Entries supplied

■ ■ ■ ■

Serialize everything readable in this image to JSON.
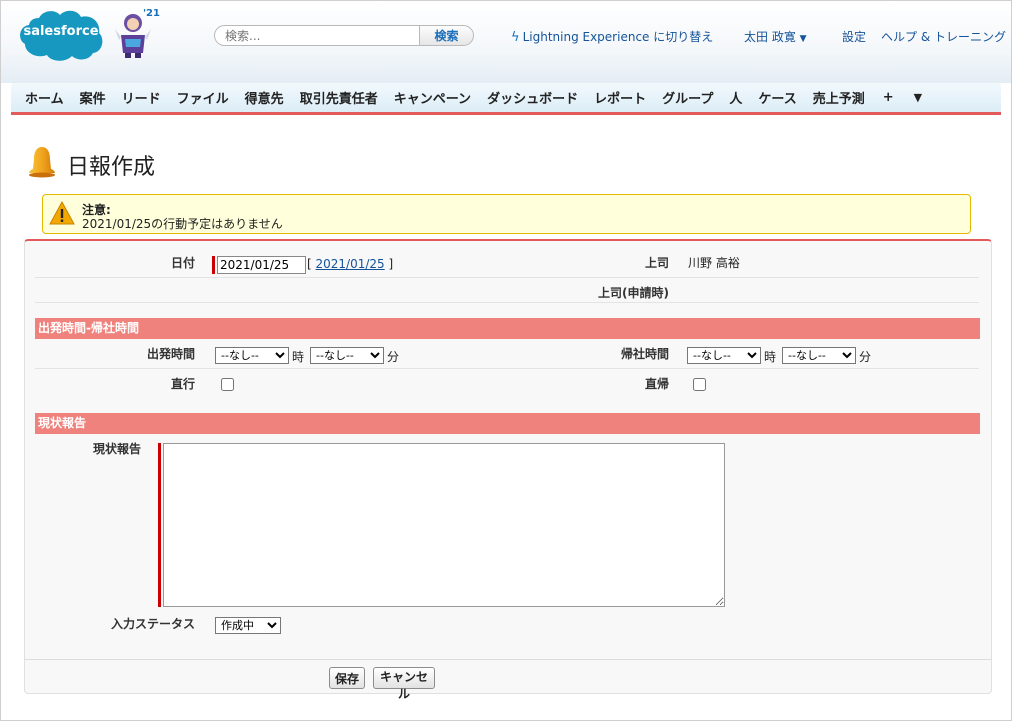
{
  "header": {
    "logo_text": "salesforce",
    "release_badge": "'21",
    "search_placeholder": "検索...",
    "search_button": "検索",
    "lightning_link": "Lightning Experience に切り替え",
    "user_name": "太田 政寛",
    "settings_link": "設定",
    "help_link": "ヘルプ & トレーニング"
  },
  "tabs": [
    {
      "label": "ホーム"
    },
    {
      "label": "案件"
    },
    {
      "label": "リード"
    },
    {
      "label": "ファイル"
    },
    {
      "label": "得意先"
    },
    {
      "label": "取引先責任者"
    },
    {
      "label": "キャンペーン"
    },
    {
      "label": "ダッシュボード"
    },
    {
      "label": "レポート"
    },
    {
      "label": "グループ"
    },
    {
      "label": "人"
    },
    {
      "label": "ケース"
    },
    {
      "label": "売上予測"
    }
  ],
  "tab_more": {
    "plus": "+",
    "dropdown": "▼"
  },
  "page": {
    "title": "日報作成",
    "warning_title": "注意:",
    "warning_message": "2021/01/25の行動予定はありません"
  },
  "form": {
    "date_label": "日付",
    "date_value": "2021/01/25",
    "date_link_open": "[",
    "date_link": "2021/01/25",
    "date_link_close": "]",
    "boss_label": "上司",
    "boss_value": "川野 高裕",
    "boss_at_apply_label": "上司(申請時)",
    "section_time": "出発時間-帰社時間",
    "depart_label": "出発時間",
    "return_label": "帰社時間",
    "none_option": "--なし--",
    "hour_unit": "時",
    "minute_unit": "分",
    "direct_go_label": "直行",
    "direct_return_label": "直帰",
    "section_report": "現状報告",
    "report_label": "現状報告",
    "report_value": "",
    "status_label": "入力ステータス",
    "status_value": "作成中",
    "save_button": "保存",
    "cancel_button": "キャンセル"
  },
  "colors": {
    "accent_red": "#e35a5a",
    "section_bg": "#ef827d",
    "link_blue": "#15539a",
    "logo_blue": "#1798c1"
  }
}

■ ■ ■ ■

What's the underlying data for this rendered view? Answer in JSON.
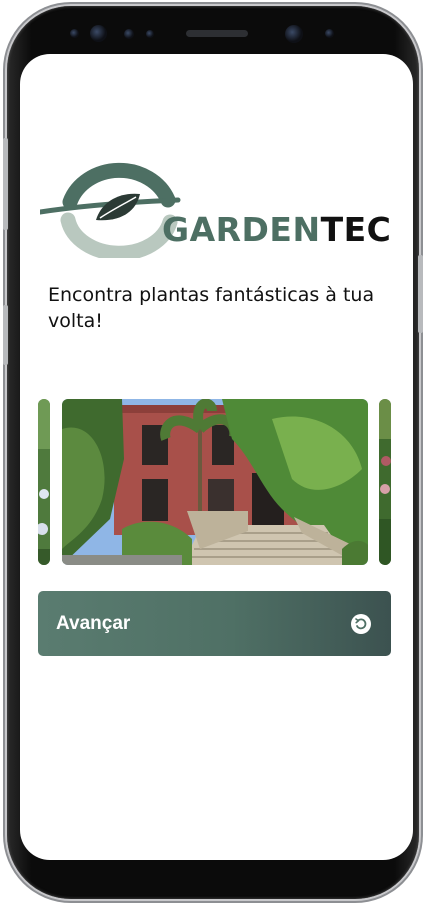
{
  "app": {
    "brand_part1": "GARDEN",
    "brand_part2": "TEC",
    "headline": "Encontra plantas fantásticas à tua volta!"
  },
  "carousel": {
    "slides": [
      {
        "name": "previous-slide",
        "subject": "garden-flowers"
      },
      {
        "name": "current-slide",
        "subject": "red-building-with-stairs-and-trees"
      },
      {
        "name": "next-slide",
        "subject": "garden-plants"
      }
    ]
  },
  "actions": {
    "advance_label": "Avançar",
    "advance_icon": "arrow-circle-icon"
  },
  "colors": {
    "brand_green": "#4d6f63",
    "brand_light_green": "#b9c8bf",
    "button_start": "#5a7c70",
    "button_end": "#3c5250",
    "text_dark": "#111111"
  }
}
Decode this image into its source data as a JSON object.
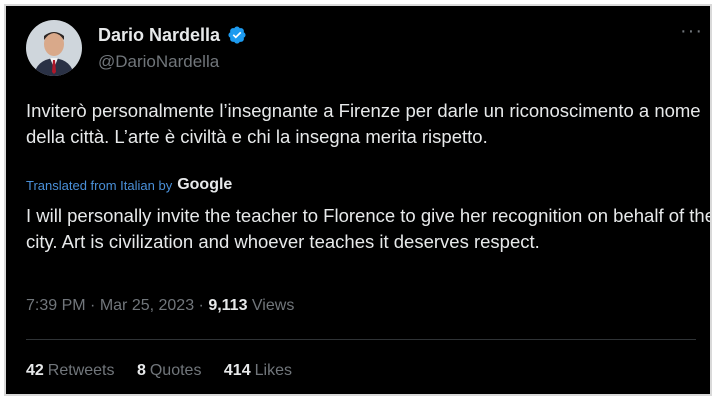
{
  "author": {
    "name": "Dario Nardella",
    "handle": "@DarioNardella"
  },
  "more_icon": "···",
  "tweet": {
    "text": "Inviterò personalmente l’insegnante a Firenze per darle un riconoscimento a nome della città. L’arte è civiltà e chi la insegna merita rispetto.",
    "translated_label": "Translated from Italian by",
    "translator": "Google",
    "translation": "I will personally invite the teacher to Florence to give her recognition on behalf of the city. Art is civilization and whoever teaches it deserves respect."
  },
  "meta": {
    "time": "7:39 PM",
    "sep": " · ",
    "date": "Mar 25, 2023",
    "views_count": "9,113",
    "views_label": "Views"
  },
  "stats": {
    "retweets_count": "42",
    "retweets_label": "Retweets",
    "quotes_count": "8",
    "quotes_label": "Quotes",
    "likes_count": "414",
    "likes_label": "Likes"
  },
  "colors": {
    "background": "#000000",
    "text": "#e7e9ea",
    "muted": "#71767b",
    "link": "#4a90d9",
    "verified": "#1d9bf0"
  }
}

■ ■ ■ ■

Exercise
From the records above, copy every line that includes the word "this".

Task answer
Serialize everything readable in this image to JSON.
What's the underlying data for this rendered view? Answer in JSON.
Decode this image into its source data as a JSON object.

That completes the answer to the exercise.